The peer-reviewed journal is the lifeblood of academia, allowing scholars to present research to their fellows and propelling the cause of scholarship ever forward. It plays a vital role in every discipline, whether science, social science, or humanity, and remains the repository for some of the most important advancements in human knowledge. This being so, it is tragic that the overwhelming majority of such journals are protected behind off-puttingly high pay-walls, being available only to the wealthy and those fortunate enough to have university access subscriptions.
For years, there has only been one solitary peer-reviewed journal devoted to the academic study of Western esotericism, the aptly named Aries: Journal for the Study of Western Esotericism. Its an excellent journal, and has allowed for the publication of much important research, but its monopoly of the field was near total, and at 58 euros for an annual subscription, it didn't come cheap. Though scholars were able to offer their work for publication in a number of other related journals - Magic, Ritual and Witchcraft, The Pomegranate: The International Journal of Pagan Studies, or the now sadly defunct Journal for the Academic Study of Magic - Aries was alone in being devoted 100% to Western esotericism. This week, that monopoly was broken in an important step for the ongoing diversification of the field.
Correspondences: An Online Journal for the Academic Study of Western Esotericism is the brainchild of two postgraduates at the University of Amsterdam, Jimmy Elwing and Aren Roukema. Perceiving the need for a new, more inclusive scholarly outlet for their field, they devised the journal with the support of various specialists in the subject, many of whom agreed to sit on the publication's editorial board. Here at Albion Calling, we'll be undertaking an interview with Elwing and Roukema in the coming weeks to find out more about how this project came to fruition, so watch this space!
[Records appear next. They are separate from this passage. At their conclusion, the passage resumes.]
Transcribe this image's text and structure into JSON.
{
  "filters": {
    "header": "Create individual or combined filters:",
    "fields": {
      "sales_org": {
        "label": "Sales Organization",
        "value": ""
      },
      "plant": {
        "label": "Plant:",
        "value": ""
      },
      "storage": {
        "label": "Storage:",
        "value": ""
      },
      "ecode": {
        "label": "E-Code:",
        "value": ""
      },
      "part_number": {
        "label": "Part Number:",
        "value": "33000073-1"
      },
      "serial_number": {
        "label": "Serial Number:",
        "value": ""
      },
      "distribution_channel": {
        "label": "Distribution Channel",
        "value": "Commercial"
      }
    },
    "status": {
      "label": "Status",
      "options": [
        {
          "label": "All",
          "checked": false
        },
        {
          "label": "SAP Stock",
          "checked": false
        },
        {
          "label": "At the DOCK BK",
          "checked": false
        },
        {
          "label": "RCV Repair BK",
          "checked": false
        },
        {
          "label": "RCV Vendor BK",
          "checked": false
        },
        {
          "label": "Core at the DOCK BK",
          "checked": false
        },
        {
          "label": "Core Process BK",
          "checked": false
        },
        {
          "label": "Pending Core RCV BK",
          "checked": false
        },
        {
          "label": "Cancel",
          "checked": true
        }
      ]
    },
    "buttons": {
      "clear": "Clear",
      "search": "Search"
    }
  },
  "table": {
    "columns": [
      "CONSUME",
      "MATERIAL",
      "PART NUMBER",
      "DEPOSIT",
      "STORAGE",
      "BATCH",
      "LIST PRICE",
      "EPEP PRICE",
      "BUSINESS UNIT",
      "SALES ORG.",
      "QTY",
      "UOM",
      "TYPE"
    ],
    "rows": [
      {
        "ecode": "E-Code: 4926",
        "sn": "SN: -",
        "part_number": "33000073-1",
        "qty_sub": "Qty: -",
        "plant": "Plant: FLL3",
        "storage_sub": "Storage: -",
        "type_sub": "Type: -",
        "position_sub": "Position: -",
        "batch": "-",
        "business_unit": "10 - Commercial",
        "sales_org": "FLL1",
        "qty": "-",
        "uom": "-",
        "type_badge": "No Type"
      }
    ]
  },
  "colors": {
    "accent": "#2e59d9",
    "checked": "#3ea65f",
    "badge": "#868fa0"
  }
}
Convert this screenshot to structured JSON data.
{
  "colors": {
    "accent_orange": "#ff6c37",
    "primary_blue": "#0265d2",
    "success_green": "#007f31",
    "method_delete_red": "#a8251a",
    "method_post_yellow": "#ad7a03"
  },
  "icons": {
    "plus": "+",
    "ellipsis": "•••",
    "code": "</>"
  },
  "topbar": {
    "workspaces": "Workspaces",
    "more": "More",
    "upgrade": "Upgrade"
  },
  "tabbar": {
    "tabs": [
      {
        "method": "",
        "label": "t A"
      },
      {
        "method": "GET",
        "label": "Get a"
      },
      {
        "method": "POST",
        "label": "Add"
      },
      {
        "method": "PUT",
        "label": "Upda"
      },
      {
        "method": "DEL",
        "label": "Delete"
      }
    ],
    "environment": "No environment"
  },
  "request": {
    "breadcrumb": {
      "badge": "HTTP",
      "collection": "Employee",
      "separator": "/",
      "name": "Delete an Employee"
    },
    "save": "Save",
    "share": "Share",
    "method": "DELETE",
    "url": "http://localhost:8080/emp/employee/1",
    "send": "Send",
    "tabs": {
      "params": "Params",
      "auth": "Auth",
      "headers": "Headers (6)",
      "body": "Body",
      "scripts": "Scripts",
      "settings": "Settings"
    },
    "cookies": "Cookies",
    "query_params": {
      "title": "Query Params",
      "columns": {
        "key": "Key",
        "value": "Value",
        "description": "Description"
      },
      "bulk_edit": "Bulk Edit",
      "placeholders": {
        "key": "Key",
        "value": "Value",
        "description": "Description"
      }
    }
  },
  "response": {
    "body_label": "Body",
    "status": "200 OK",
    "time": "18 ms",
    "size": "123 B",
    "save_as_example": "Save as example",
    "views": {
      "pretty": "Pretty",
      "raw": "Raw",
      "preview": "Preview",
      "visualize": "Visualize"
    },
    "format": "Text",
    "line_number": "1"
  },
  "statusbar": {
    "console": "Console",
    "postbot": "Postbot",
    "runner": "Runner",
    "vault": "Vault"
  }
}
For me personally, Correspondences marks an important step in my academic career, because it is the second peer-reviewed journal in which my own work has seen publication. In my latest article, "An Elusive Roebuck: Luciferianism and Paganism in Robert Cochrane's Witchcraft", I continue with my research into the beliefs and praxes of Robert Cochrane. Well known among the "Traditional Witchcraft" community as something of a tutelary figurehead, Cochrane (1931-1966) was the founder and Magister of the Clan of Tubal Cain, and formulated his own magico-religious tradition in the early 1960s, prior to his ritual suicide. I find him a fascinating historical figure, and consider him one of the most enigmatic esotericists of twentieth-century Britain. Whereas my former paper on the subject, "Robert Cochrane and the Gardnerian Craft: Feuds, Secrets and Mysteries in Contemporary British Witchcraft" was published by The Pomegranate, and can only be accessed through a £14.00 pay-wall (for which I don't see a penny, it should be noted), the structure of Correspondences means that this new offering is entirely free and downloadable as a PDF. So, if it sounds like your cup of tea, please be my guest and give it a read! I hope that it encourages constructive dialogue and debate on what is a much neglected aspect of occult and contemporary Pagan history.
My thanks go out to the Correspondences team for their promising new venture, and I thoroughly look forward to what they have to offer us in future issues!